An Interpretivist theoretical perspective underlies the study design and this approach holds that knowledge can be gathered through peoples’ interpretations and understanding of their individual context. A purposeful sampling technique was applied in selecting the participants for this research study. When using purposeful sampling, individuals and the site for the study were selected as they have demonstrated a commitment to the principles of the Reggio Emilia educational project. Data collection methods include: direct observation which is recorded through field-notes, artefacts such as children’s portfolios and photographs of children’s work, individual semi-structured interviews with four educators and a focus group interview with the Director and staff of the Early Learning Centre. Thematic analysis was used to analyse data. Vignettes of children’s learning are utilised to juxtapose educators’ voices, photographs, observation data and the literature to discuss research findings.

The case study is presented using three themes that emerged from data analysis and literature review namely: pedagogical documentation as an educational tool, pedagogical documentation builds reflective practice and pedagogical documentation leads to professional development.

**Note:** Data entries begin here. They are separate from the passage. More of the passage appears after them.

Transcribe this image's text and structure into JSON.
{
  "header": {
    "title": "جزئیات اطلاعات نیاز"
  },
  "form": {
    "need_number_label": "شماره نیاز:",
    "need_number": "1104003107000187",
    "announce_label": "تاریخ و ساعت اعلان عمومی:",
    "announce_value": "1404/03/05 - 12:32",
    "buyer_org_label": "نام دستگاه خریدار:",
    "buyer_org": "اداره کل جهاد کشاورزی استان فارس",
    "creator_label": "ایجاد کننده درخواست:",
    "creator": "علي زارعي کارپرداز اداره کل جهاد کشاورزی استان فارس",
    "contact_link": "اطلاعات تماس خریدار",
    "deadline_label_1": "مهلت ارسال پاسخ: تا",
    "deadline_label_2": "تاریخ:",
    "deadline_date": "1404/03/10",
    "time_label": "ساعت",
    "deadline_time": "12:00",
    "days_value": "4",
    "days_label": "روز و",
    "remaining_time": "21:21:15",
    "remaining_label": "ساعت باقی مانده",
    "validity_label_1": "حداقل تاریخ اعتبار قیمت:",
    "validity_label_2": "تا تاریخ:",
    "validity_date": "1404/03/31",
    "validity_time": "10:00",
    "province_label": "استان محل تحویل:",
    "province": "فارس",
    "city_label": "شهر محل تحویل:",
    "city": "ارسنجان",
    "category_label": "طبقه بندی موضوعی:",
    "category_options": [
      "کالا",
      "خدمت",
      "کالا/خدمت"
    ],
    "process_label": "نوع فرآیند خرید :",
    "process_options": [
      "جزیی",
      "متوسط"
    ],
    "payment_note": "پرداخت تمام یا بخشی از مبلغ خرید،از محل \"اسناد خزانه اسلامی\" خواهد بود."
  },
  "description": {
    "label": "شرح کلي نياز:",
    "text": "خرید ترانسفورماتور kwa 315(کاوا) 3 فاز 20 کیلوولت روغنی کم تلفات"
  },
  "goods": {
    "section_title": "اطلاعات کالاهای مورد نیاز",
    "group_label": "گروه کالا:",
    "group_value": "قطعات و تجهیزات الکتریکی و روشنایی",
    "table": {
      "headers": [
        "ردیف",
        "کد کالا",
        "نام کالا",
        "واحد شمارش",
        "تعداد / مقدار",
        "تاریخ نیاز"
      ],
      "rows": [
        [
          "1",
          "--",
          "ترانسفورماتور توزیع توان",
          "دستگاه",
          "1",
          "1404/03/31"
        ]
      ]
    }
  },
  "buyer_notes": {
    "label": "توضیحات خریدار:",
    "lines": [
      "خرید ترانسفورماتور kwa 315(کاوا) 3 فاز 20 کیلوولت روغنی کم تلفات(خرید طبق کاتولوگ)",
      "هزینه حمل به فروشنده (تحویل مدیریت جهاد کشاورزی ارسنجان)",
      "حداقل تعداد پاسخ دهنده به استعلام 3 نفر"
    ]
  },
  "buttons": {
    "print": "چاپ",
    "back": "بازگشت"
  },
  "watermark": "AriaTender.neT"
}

The study findings confirm pedagogical documentation is used as a multi-faceted tool in Early Childhood Education, by educators for reflective practice and professional development. In this Australian context, pedagogical documentation makes children’s learning visible and gives a voice to children as co-constructors of knowledge.The rhizomatic characteristic of pedagogical documentation aptly describes the concept of pedagogical documentation as non-linear and following the interests of children. Pedagogical documentation is beneficial to parents as they can visualise children’s learning and then in collaboration with the educator take children’s learning to its next level. For policy makers, pedagogical documentation is a potential tool to assess children’s learning.

The study highlights the importance of reflective practice and illustrates some pedagogical practices used by educators in documenting children’s work, which contribute to this process. These practices include progettazione (flexible planning), ‘provocation’ during a project investigation, enacting a strong image of the child (and themselves as educators), intentional teaching, using digital technology and the co-construction of knowledge. In this Australian context, these pedagogical practices provide opportunities for the educators’ professional development.

This Australian study thus contributes to a better understanding of the key aspects of pedagogical documentation within a particular context. The research presented in the thesis provides deeper insights into how it can be used in Early Childhood Education to make children’s learning visible and shareable with the community. The study of pedagogical documentation has the potential to raise issues and encourage dialogue with all stakeholders: educators, parents and policymakers about young children’s learning.

Keywords: pedagogical documentation

Subject: Education thesis

Thesis type: Professional Doctorate
Completed: 2016
School: School of Education
Supervisor: Dr Susan Krieg